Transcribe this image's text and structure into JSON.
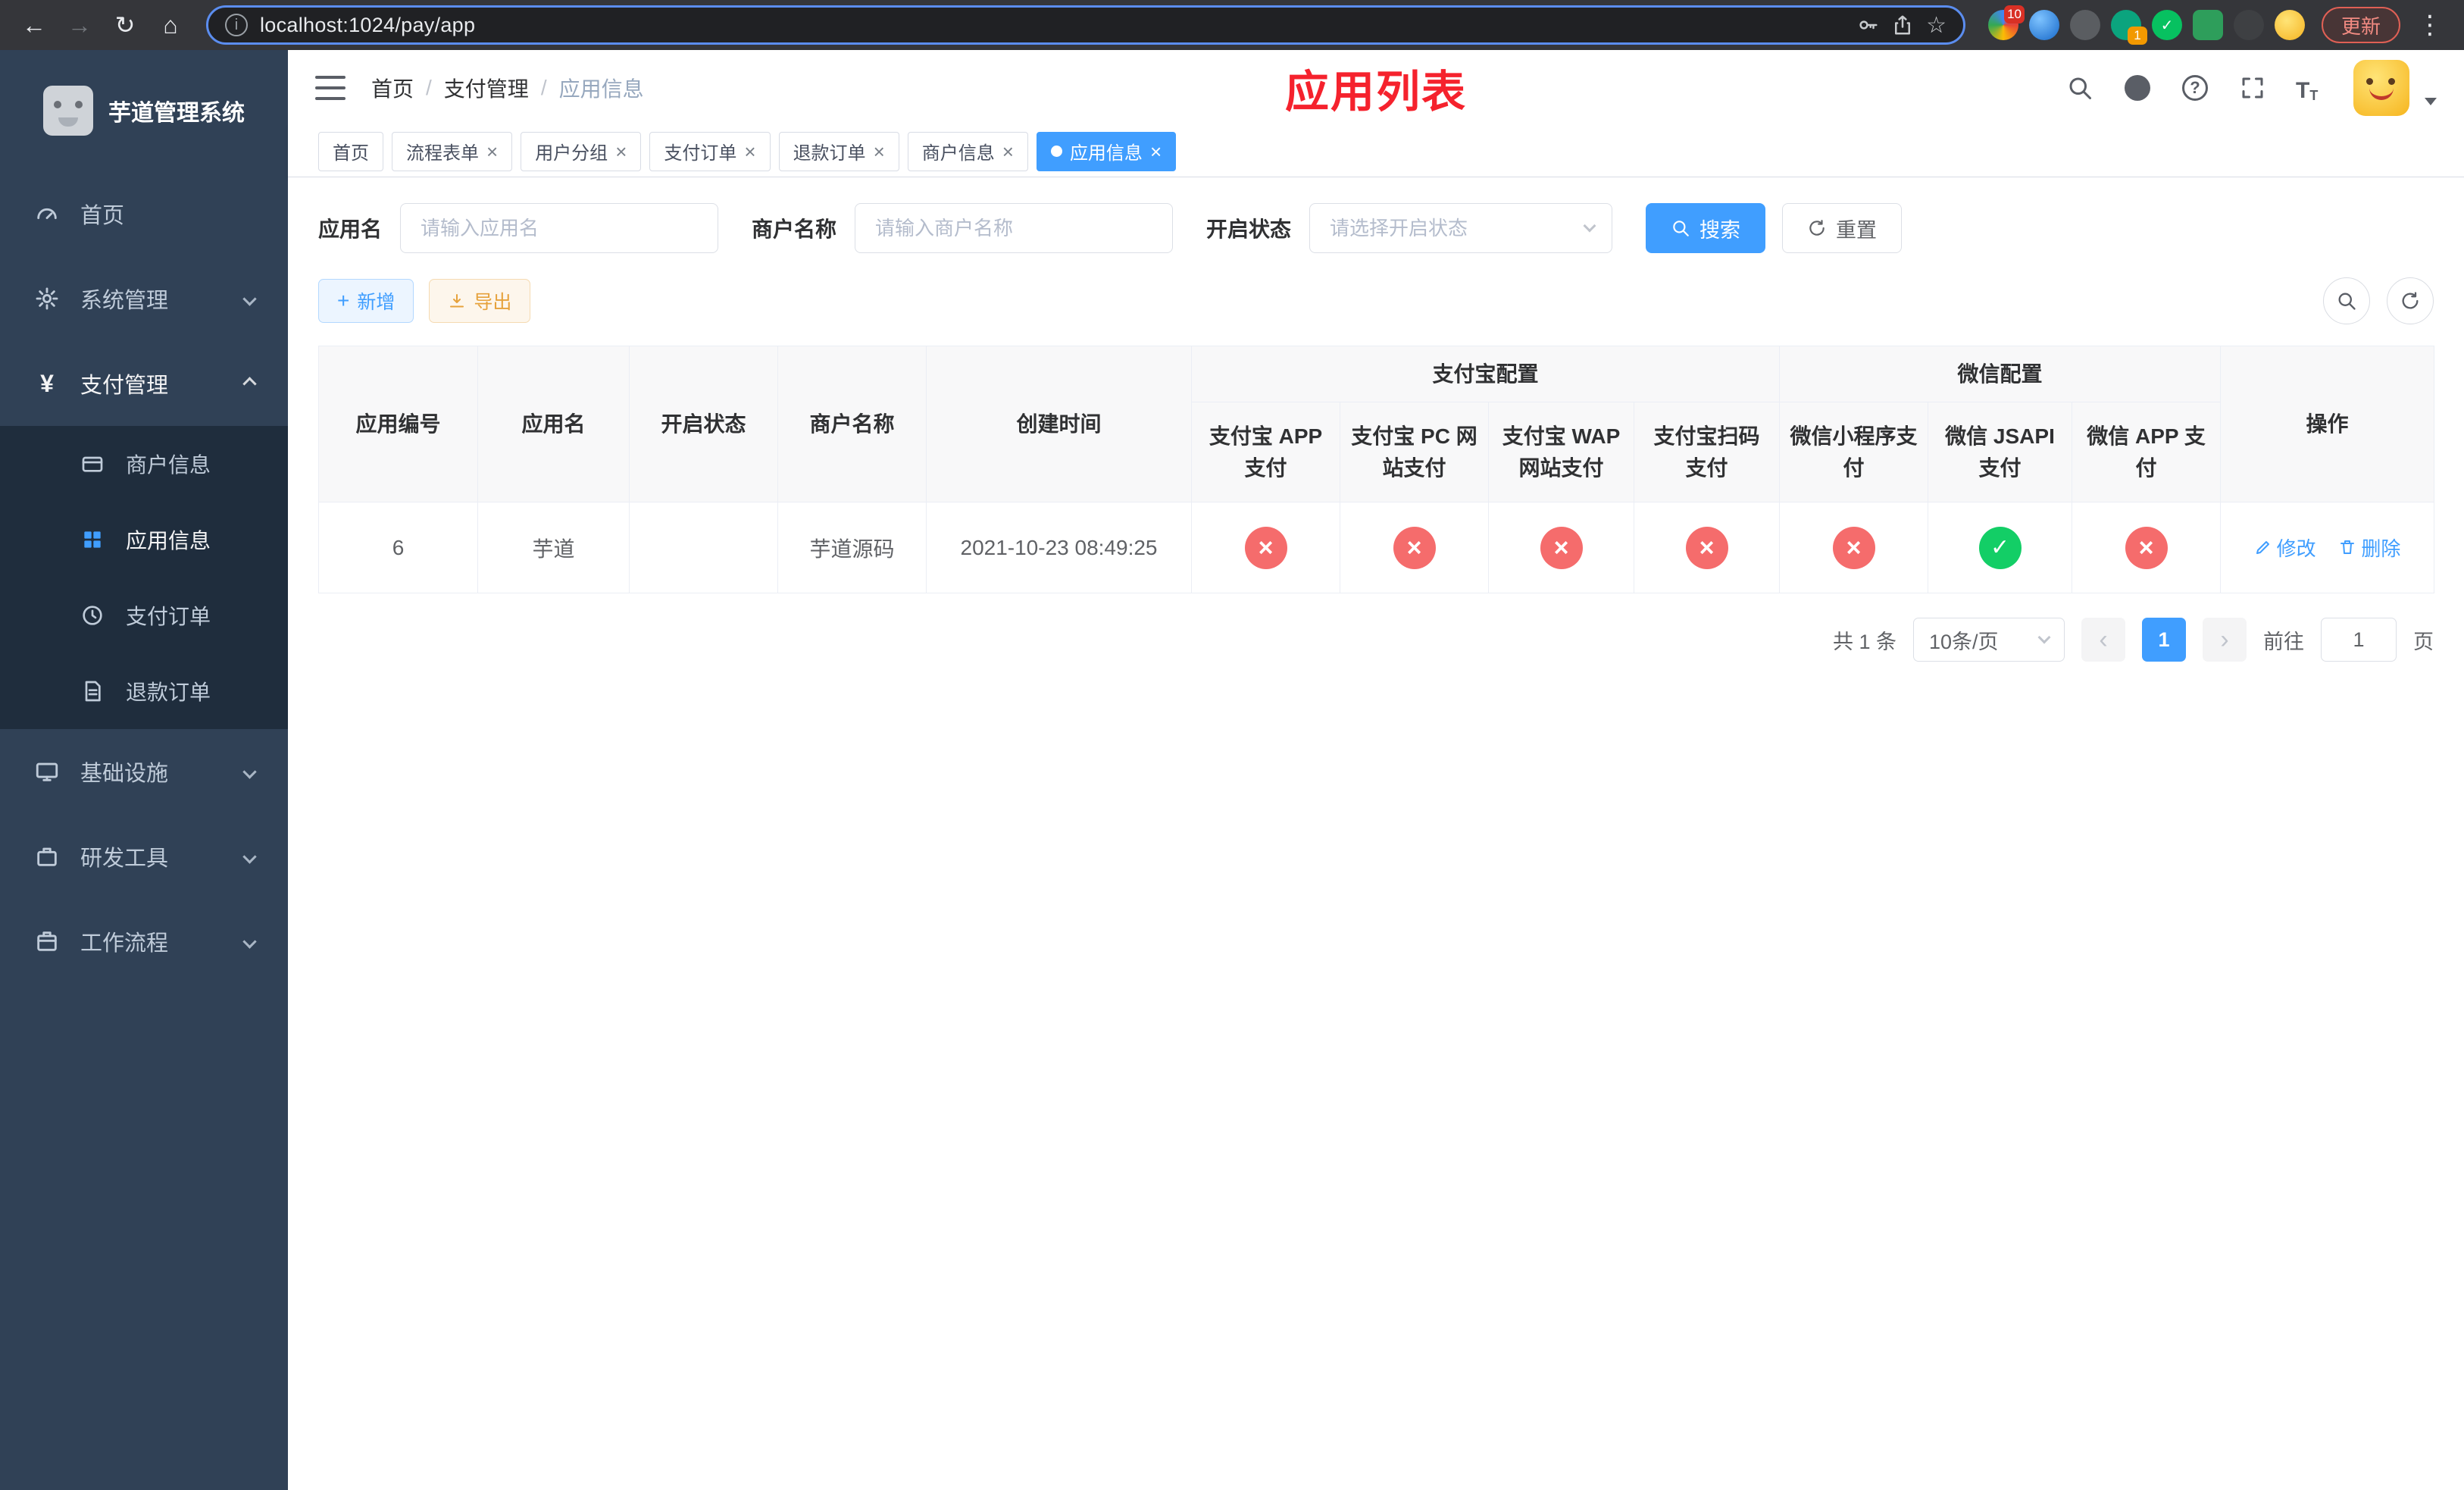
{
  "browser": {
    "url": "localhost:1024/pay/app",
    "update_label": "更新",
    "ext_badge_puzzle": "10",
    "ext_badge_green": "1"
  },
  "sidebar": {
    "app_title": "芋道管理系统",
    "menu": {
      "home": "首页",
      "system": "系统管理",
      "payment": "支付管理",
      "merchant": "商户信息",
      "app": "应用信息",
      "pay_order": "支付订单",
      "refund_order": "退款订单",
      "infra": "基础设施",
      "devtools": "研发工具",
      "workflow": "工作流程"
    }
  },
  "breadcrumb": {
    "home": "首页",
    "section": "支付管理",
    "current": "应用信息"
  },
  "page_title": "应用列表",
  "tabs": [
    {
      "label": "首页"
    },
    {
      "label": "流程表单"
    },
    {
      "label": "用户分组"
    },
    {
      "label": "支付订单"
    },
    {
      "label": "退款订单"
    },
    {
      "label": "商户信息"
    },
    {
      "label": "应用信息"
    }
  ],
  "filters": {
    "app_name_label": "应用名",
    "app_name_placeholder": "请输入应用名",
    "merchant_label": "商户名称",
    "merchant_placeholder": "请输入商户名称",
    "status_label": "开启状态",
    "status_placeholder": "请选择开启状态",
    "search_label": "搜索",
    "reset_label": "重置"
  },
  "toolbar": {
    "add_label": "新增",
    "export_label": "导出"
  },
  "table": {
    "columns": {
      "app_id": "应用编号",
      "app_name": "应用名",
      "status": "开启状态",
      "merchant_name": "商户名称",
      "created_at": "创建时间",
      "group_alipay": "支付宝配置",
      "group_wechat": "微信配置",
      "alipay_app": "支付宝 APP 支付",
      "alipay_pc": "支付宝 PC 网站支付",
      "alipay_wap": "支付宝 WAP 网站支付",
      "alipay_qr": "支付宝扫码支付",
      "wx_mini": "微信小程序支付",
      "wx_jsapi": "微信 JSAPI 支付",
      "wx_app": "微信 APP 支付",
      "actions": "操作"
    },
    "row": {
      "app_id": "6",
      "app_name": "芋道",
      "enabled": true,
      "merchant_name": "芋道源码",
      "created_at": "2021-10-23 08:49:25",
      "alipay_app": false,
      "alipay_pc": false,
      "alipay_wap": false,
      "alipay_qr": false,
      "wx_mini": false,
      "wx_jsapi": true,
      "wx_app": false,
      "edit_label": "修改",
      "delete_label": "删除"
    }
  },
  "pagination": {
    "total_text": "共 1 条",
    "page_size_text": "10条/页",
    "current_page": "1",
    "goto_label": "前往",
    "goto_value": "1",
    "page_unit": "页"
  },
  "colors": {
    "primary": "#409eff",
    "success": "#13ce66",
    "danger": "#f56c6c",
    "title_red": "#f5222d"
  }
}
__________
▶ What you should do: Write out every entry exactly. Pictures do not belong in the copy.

▶ Answer to this task:
Transcribe this image's text and structure into JSON.
{
  "browser": {
    "url": "localhost:1024/pay/app",
    "update_label": "更新",
    "ext_badge_puzzle": "10",
    "ext_badge_green": "1"
  },
  "sidebar": {
    "app_title": "芋道管理系统",
    "menu": {
      "home": "首页",
      "system": "系统管理",
      "payment": "支付管理",
      "merchant": "商户信息",
      "app": "应用信息",
      "pay_order": "支付订单",
      "refund_order": "退款订单",
      "infra": "基础设施",
      "devtools": "研发工具",
      "workflow": "工作流程"
    }
  },
  "breadcrumb": {
    "home": "首页",
    "section": "支付管理",
    "current": "应用信息"
  },
  "page_title": "应用列表",
  "tabs": [
    {
      "label": "首页"
    },
    {
      "label": "流程表单"
    },
    {
      "label": "用户分组"
    },
    {
      "label": "支付订单"
    },
    {
      "label": "退款订单"
    },
    {
      "label": "商户信息"
    },
    {
      "label": "应用信息"
    }
  ],
  "filters": {
    "app_name_label": "应用名",
    "app_name_placeholder": "请输入应用名",
    "merchant_label": "商户名称",
    "merchant_placeholder": "请输入商户名称",
    "status_label": "开启状态",
    "status_placeholder": "请选择开启状态",
    "search_label": "搜索",
    "reset_label": "重置"
  },
  "toolbar": {
    "add_label": "新增",
    "export_label": "导出"
  },
  "table": {
    "columns": {
      "app_id": "应用编号",
      "app_name": "应用名",
      "status": "开启状态",
      "merchant_name": "商户名称",
      "created_at": "创建时间",
      "group_alipay": "支付宝配置",
      "group_wechat": "微信配置",
      "alipay_app": "支付宝 APP 支付",
      "alipay_pc": "支付宝 PC 网站支付",
      "alipay_wap": "支付宝 WAP 网站支付",
      "alipay_qr": "支付宝扫码支付",
      "wx_mini": "微信小程序支付",
      "wx_jsapi": "微信 JSAPI 支付",
      "wx_app": "微信 APP 支付",
      "actions": "操作"
    },
    "row": {
      "app_id": "6",
      "app_name": "芋道",
      "enabled": true,
      "merchant_name": "芋道源码",
      "created_at": "2021-10-23 08:49:25",
      "alipay_app": false,
      "alipay_pc": false,
      "alipay_wap": false,
      "alipay_qr": false,
      "wx_mini": false,
      "wx_jsapi": true,
      "wx_app": false,
      "edit_label": "修改",
      "delete_label": "删除"
    }
  },
  "pagination": {
    "total_text": "共 1 条",
    "page_size_text": "10条/页",
    "current_page": "1",
    "goto_label": "前往",
    "goto_value": "1",
    "page_unit": "页"
  },
  "colors": {
    "primary": "#409eff",
    "success": "#13ce66",
    "danger": "#f56c6c",
    "title_red": "#f5222d"
  }
}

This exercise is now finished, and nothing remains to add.